Photography: Jan Tomáš, Collection Scheufler

Jakub Husník (29 March 1837 Vejprnice, near Pilsen – 26 March 1916 in Prague) was a Czech painter, art teacher and inventor of the improved photolithography method.


Husník was one of the ten children of Foersters. After the attending schools in Hlavatce and Benešov, he completed the Prager six-form high school. In 1853, he entered into the painter academy where he met Karel Klíč. He studied in Antwerp with professor Joseph Henri François van Lerius. After his return, he was active in the church of Uhrínevs. In 1863, he became a teacher at the High School in Tábor. In 1877, he was appointed as the art professor at the material High School. After one year, he also opened an independent workshop for lithography.


Together with professor Schwarz, he examined the "wet process" when developing photographs. He first discovered the "zweitonige photograph". In 1893, he perfected the three-colored reproduction for the printing and announced first patents.


Husník wrote specialized books concerning his inventions.

Honours and memberships[edit]

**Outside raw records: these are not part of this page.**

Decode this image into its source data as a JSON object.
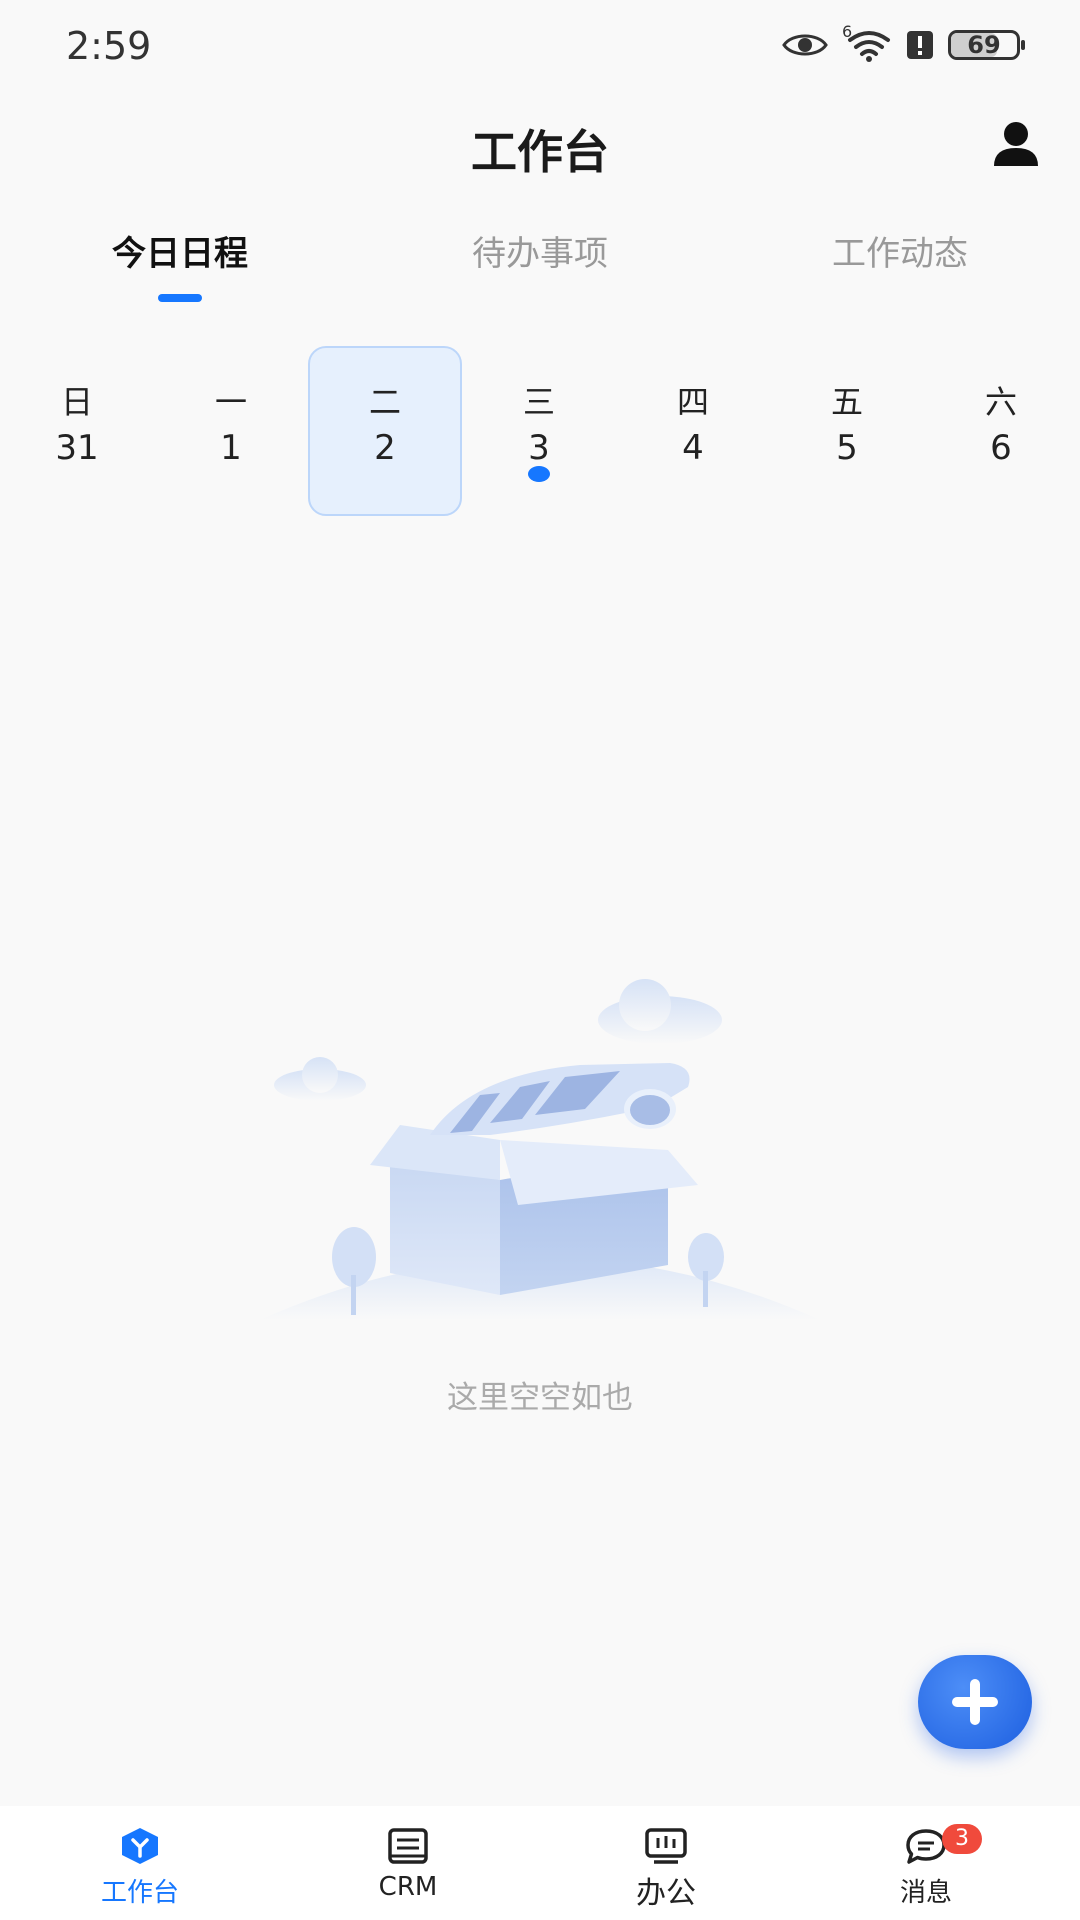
{
  "status_bar": {
    "time": "2:59",
    "battery": "69",
    "battery_level_percent": 69,
    "signal": "6"
  },
  "header": {
    "title": "工作台"
  },
  "tabs": [
    {
      "label": "今日日程",
      "active": true
    },
    {
      "label": "待办事项",
      "active": false
    },
    {
      "label": "工作动态",
      "active": false
    }
  ],
  "week": [
    {
      "weekday": "日",
      "date": "31"
    },
    {
      "weekday": "一",
      "date": "1"
    },
    {
      "weekday": "二",
      "date": "2",
      "selected": true
    },
    {
      "weekday": "三",
      "date": "3",
      "has_event": true
    },
    {
      "weekday": "四",
      "date": "4"
    },
    {
      "weekday": "五",
      "date": "5"
    },
    {
      "weekday": "六",
      "date": "6"
    }
  ],
  "empty_state": {
    "text": "这里空空如也"
  },
  "bottom_nav": [
    {
      "label": "工作台",
      "icon": "workbench-icon",
      "active": true
    },
    {
      "label": "CRM",
      "icon": "crm-icon"
    },
    {
      "label": "办公",
      "icon": "office-icon"
    },
    {
      "label": "消息",
      "icon": "message-icon",
      "badge": "3"
    }
  ],
  "colors": {
    "accent": "#1677ff",
    "badge": "#f04a3c",
    "selected_day_bg": "#e6f0fd"
  }
}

In 1907, Husník became an honorary member of the photographic society in Vienna and Berlin.